While working as a physical therapist, Brian Noehren was frustrated by the lack of robust clinical evidence to support the interventions used in the clinic. He had ideas about what could be done differently, but he didn't have the research training to explore them.
"I wanted to come up with better strategies to address injuries that are so vexing and challenging to treat," he said.
Motived to find solutions, Noehren turned his career to translational research in physical therapy, completing his Ph.D. in biomechanics and movement science at the University of Delaware before joining the University of Kentucky's faculty five years ago. With the funding and support from the UK Center for Clinical and Translational Science and the National Institutes of Health, Noehren studies how muscle and physical function are affected by knee injuries—a significant source of disability in the United States—and how best to intervene and treat such injuries.
"I started by looking at really big picture things - after you have these injuries, do you alter the way you walk or run?" he said. "I've always been fascinated by how the human body moves. And at its heart, physical therapy is really about helping individuals improve their physical function, and one part of that is their ability to move."
His research uses MRIs and assays of muscle biopsies to examine how muscles have been altered by injury and then identify therapeutic targets. By examining the mechanisms of the altered muscle and gait function, he can develop, test, and asses new physical therapy interventions.
Noehren conducts his research with the assistance of a number of students, many of whom are undergraduates. In addition to instilling knowledge about physical therapy and research, he is also committed to helping his students develop keen critical thinking skills to look at problems from all angles.

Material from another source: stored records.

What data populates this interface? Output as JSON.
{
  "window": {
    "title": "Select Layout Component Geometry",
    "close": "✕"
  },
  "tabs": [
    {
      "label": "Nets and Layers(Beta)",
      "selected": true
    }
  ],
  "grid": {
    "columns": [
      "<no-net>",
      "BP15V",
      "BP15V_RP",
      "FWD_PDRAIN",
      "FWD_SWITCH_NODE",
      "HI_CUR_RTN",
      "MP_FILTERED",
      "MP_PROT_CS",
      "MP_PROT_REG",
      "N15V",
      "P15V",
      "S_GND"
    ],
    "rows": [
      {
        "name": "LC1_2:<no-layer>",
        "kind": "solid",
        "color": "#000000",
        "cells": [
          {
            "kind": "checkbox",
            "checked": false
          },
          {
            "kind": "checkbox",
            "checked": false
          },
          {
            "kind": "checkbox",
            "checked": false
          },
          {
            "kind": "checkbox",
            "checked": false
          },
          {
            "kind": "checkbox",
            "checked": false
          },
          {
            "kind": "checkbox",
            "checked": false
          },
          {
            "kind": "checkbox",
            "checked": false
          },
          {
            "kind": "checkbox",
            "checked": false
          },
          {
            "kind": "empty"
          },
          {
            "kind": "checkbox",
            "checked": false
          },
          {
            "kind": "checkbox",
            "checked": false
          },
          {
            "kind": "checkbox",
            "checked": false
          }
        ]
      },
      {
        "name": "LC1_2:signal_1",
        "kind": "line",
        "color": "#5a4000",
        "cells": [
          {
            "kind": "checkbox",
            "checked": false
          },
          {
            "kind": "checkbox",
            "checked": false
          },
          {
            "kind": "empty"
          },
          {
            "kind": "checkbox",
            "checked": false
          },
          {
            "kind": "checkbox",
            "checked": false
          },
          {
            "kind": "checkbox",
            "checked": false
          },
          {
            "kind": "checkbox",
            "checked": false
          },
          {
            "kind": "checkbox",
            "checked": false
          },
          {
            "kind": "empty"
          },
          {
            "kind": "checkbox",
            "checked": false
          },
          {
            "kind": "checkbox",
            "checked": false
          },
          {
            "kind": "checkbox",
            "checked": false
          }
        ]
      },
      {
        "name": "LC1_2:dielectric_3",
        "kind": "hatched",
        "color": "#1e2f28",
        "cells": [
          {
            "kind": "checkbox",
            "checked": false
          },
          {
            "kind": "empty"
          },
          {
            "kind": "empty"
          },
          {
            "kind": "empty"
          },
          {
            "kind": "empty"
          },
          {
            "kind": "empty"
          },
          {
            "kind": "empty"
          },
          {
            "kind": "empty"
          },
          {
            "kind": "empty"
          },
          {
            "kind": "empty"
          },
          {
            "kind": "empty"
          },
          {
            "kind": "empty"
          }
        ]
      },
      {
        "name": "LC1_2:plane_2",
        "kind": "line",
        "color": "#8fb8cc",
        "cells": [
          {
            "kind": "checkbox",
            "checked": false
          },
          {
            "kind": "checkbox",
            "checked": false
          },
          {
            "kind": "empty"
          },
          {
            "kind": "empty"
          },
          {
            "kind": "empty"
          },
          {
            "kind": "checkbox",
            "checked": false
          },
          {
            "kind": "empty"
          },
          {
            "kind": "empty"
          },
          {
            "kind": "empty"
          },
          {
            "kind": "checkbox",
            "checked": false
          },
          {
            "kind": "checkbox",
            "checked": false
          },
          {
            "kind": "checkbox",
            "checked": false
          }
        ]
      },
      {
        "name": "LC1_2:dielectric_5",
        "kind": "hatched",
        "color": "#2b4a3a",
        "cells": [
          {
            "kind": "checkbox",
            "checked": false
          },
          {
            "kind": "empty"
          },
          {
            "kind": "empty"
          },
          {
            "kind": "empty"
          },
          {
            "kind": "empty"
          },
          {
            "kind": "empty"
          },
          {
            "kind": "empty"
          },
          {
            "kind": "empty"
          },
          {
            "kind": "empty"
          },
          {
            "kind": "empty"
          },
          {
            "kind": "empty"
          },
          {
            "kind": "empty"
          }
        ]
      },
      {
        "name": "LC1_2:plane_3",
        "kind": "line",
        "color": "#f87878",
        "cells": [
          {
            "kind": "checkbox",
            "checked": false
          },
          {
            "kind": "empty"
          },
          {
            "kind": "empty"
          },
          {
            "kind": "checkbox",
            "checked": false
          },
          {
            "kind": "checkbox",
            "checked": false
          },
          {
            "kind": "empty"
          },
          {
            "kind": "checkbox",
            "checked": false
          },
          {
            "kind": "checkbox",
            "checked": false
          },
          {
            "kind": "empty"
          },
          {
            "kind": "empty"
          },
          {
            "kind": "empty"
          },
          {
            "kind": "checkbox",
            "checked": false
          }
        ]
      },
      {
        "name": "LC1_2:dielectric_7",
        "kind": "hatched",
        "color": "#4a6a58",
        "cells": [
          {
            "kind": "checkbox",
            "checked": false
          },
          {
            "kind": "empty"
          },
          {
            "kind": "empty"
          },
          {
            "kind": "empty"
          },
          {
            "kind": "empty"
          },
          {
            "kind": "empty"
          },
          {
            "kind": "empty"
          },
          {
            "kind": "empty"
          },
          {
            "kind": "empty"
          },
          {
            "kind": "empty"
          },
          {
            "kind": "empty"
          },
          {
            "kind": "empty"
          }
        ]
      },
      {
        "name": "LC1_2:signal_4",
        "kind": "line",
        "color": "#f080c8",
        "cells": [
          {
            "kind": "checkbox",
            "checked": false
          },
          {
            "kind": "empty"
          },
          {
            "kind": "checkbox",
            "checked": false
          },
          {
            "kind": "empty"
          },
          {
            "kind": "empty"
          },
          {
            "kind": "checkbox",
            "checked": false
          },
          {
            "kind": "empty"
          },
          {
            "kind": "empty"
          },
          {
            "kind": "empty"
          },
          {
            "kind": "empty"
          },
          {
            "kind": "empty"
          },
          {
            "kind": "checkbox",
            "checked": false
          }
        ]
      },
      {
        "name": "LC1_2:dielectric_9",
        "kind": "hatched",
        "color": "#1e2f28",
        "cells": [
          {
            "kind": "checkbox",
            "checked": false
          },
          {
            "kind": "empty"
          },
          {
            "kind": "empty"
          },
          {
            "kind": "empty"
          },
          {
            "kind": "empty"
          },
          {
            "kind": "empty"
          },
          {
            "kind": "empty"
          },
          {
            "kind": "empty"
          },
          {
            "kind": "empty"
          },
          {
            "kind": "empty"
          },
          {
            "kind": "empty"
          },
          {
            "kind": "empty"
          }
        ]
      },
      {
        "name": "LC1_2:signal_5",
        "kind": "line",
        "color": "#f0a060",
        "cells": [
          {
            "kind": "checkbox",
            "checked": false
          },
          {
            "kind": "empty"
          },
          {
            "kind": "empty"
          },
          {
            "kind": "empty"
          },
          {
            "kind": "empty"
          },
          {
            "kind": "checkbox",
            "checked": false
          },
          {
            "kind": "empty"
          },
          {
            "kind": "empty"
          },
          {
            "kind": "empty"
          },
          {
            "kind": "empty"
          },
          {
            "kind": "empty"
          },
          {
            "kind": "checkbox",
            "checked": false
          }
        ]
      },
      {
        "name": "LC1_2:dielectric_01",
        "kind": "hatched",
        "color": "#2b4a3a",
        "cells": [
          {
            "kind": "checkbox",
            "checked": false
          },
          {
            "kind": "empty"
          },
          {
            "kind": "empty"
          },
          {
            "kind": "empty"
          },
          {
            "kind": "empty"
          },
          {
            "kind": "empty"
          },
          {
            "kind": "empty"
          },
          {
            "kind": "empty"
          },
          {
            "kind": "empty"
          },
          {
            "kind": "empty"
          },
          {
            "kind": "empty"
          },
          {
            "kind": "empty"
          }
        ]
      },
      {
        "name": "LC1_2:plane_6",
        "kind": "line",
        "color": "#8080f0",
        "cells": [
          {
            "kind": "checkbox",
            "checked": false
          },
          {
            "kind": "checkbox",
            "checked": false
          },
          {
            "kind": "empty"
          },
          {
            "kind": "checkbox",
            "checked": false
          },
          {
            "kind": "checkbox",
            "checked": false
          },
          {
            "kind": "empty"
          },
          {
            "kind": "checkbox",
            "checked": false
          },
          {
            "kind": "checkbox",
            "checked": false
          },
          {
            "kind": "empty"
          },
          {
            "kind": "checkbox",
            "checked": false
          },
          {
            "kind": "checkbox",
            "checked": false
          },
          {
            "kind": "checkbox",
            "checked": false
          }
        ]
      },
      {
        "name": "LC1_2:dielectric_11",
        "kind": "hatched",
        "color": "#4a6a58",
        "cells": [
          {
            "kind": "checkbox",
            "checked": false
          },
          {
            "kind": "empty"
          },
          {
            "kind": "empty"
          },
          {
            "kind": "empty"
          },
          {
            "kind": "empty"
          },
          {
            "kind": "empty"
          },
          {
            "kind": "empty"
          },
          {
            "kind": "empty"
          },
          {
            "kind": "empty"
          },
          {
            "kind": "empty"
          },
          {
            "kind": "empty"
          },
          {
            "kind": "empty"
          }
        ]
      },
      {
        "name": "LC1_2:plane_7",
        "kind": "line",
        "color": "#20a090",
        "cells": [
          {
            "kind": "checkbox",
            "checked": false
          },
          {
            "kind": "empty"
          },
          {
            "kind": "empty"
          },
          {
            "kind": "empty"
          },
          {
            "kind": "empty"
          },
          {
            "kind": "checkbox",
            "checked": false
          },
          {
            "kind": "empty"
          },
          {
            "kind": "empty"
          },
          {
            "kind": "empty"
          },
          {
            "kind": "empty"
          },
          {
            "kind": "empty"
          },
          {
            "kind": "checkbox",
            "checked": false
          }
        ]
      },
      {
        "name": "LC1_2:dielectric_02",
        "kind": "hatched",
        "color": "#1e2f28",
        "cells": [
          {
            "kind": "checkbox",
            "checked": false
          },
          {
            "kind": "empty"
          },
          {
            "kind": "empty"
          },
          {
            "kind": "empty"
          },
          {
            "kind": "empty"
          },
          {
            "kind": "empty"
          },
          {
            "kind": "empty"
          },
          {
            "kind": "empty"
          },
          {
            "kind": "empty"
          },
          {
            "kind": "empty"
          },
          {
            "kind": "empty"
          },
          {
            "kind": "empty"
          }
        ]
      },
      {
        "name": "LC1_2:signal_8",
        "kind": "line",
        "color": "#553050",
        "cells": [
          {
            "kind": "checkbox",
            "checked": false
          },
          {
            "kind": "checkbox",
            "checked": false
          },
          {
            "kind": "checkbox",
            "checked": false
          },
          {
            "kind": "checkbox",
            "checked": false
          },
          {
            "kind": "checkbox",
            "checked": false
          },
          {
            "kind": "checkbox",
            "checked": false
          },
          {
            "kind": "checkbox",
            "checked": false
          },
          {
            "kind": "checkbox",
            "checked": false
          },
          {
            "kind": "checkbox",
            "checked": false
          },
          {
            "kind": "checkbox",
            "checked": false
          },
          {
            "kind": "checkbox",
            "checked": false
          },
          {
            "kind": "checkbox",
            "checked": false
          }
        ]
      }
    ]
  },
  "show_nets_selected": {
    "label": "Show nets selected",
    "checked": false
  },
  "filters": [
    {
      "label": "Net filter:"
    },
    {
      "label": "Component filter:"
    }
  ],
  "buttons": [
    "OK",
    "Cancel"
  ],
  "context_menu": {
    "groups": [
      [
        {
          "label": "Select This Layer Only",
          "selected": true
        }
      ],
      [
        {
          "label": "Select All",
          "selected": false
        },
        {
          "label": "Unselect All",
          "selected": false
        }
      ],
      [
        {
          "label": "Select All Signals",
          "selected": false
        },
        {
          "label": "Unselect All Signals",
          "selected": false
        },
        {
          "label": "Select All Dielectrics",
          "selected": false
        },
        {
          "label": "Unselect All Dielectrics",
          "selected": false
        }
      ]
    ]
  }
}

"We devote a lot of time and resources to them - they're in essence the heart of the lab," he said. "I wish I'd had the opportunities that the students at UK have to participate in research starting at the undergraduate level. I've been so impressed with the undergrads working in our lab - they go from having a limited sense of what we do, to rapidly becoming content experts."
Twice a month, Noehren also offers a specialty running clinic with Dr. Scott Black, a UK sports medicine doctor and the physician for the UK track and field team. Noehren and Black see patients jointly, combining the expertise of physical therapy and sports medicine to offer a unique treatment resource for patients.
"Working together gives us a unique perspective on injuries and has helped with diagnosing of some of the more challenging ones," he said.
The collaborative running clinic has also helped to stimulate research ideas, and beginning this summer, the clinic will be held in the new, state-of-the-art research lab.
"This will also give people the chance to see research in action," he said. "I hope it gets the community excited about some of the unique things we have here at UK. There aren't a lot of labs that do what we do in the U.S., and for the community to use and see these resources really contributes to town-and-gown relationships."
Community engagement is a key aspect of research for Noehren, who recognizes the imperative to share his research findings with the home communities of his research participants. He operates a Facebook page to share information from the lab, and last year alone he spoke at ten community events, collaborating with the YMCA, John's Run Walk Shop and Lexmark, among others.
"It's critically important to me that the community knows who we are, that we do good work and that we are good stewards- that we're not doing this just to publish in academic journals, but to help the Commonwealth."
Explore further: Experiment grows new muscle in men's injured legs